*Component data from apps and pages:*
■ ■ ■ ■

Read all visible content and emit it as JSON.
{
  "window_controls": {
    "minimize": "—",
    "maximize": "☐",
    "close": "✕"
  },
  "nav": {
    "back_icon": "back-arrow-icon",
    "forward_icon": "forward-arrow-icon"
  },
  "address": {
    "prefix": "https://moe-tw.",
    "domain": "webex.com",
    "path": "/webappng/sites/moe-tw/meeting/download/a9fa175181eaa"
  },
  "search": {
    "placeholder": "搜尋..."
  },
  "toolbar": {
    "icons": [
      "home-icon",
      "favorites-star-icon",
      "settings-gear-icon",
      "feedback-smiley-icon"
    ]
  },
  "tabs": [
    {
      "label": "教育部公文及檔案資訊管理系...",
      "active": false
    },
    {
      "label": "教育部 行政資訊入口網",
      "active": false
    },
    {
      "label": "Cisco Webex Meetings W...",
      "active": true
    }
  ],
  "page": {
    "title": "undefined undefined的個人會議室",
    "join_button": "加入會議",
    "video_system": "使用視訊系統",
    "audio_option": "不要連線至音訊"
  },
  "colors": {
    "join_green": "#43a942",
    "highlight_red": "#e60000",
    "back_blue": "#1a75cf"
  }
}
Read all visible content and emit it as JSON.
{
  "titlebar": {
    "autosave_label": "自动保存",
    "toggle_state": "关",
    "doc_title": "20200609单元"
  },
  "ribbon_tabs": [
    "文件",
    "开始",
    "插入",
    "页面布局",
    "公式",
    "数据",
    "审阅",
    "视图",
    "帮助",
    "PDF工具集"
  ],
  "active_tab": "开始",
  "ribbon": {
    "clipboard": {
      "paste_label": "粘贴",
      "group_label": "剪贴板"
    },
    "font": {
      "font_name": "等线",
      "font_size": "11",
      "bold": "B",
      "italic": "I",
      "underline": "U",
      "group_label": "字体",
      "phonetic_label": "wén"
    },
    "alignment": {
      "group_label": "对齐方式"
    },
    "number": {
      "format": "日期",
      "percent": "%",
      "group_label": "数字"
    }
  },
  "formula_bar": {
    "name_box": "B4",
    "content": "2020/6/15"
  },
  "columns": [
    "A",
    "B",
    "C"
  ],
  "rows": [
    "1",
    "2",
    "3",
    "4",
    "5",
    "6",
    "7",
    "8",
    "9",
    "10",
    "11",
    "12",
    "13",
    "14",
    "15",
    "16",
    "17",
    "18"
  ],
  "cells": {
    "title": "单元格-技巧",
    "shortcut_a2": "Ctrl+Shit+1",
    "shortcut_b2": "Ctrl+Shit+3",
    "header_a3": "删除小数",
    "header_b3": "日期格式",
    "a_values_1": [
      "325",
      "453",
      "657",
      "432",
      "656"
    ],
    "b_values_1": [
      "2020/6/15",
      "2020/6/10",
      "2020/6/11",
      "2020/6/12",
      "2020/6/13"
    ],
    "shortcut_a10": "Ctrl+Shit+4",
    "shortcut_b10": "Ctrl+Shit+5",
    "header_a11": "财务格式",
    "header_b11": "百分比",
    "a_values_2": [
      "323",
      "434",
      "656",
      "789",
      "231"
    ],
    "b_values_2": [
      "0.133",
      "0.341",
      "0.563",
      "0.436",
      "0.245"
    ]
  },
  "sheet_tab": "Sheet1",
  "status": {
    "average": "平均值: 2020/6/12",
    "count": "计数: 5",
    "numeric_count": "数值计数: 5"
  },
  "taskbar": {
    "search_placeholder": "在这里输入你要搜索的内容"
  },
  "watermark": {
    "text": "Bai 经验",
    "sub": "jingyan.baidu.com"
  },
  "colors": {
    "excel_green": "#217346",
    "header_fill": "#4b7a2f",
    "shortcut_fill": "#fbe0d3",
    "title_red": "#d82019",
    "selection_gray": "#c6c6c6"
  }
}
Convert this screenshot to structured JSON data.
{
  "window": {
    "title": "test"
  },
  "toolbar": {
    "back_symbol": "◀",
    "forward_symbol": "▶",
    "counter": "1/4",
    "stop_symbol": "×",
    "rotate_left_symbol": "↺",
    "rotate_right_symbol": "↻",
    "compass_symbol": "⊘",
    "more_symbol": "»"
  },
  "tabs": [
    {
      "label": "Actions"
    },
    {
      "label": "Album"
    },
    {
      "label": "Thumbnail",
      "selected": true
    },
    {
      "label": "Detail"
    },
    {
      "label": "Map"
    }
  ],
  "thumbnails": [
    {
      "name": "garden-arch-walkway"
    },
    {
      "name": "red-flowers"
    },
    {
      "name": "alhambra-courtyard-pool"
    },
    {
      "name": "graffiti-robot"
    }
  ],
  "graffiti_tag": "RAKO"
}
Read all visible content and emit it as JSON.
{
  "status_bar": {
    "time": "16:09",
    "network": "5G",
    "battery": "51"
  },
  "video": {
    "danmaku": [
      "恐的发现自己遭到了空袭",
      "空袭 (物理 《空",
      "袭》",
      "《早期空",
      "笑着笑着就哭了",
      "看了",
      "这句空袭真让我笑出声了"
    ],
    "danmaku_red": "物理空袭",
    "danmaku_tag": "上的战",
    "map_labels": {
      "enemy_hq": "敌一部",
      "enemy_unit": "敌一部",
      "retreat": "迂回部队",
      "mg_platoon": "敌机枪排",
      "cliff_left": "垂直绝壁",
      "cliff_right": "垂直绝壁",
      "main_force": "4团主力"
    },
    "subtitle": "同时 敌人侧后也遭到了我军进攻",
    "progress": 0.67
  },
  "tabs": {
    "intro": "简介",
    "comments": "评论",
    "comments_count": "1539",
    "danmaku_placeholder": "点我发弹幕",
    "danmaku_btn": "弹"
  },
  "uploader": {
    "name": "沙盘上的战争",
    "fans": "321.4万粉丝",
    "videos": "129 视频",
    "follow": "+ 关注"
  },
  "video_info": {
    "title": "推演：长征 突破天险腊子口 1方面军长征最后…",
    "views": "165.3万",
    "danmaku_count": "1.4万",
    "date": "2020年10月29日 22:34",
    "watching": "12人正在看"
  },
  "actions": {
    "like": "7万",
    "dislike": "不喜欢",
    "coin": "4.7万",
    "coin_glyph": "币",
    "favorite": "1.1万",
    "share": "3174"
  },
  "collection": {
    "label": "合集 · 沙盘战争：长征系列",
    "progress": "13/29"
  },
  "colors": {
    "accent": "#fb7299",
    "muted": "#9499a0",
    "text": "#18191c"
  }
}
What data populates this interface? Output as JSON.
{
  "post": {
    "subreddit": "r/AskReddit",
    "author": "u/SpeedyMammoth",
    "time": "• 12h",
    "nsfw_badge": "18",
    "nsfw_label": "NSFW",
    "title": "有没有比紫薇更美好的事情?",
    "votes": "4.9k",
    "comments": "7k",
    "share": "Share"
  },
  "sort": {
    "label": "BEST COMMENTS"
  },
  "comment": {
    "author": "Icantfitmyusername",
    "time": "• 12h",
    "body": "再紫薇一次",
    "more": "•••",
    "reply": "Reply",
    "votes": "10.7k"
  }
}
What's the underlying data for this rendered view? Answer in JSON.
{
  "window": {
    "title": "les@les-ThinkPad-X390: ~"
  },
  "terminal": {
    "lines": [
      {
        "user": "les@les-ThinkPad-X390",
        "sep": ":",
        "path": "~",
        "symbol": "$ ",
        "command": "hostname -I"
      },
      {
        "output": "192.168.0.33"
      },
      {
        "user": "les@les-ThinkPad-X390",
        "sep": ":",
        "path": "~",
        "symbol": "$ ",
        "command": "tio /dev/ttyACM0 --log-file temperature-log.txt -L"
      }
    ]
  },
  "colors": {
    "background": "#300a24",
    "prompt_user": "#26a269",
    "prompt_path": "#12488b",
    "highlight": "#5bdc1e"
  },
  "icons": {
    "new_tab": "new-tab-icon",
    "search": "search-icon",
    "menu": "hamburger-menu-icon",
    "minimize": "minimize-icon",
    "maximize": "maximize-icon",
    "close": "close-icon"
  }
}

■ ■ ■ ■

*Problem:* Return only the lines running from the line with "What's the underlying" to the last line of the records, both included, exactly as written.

*Result:*
What's the underlying data for this rendered view? Answer in JSON.
{
  "window": {
    "title": "les@les-ThinkPad-X390: ~"
  },
  "terminal": {
    "lines": [
      {
        "user": "les@les-ThinkPad-X390",
        "sep": ":",
        "path": "~",
        "symbol": "$ ",
        "command": "hostname -I"
      },
      {
        "output": "192.168.0.33"
      },
      {
        "user": "les@les-ThinkPad-X390",
        "sep": ":",
        "path": "~",
        "symbol": "$ ",
        "command": "tio /dev/ttyACM0 --log-file temperature-log.txt -L"
      }
    ]
  },
  "colors": {
    "background": "#300a24",
    "prompt_user": "#26a269",
    "prompt_path": "#12488b",
    "highlight": "#5bdc1e"
  },
  "icons": {
    "new_tab": "new-tab-icon",
    "search": "search-icon",
    "menu": "hamburger-menu-icon",
    "minimize": "minimize-icon",
    "maximize": "maximize-icon",
    "close": "close-icon"
  }
}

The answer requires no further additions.